Under proper injection of an incoming optical signal to be format-converted, a semiconductor laser can be driven at period-one dynamics due to the dynamical competition between the injection-imposed laser oscillation and the injection-shifted cavity resonance. Equally separated spectral components therefore emerge, the intensity and frequency of which strongly depend on the intensity and frequency of the incoming optical signal. Optical modulation format conversion between amplitude-shift keying (ASK) and frequency-shift keying (FSK) can thus be achieved by applying such a mechanism. The conversion depends solely on the property of the incoming optical signal for a given laser and therefore only a typical semiconductor laser is necessary as the key conversion unit. Due to the unique underlying mechanism, both ASK-to-FSK and FSK-to-ASK conversions can be achieved using the same system. The bit-error ratio at 10 Gb/s is observed down to 10 -12 with a slight power penalty for both conversions. Simultaneous frequency conversion of the incoming optical carrier is also possible. By adopting different spectral components or different injection conditions, different output modulation indices can be obtained.
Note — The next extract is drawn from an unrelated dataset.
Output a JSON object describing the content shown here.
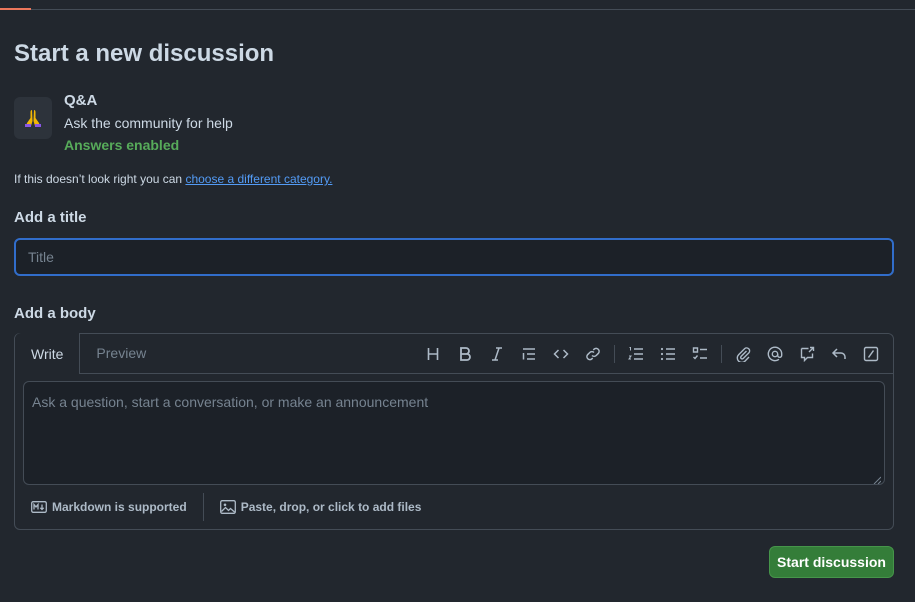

All Science Journal Classification (ASJC) codes
- Atomic and Molecular Physics, and Optics
- Condensed Matter Physics
- Electrical and Electronic Engineering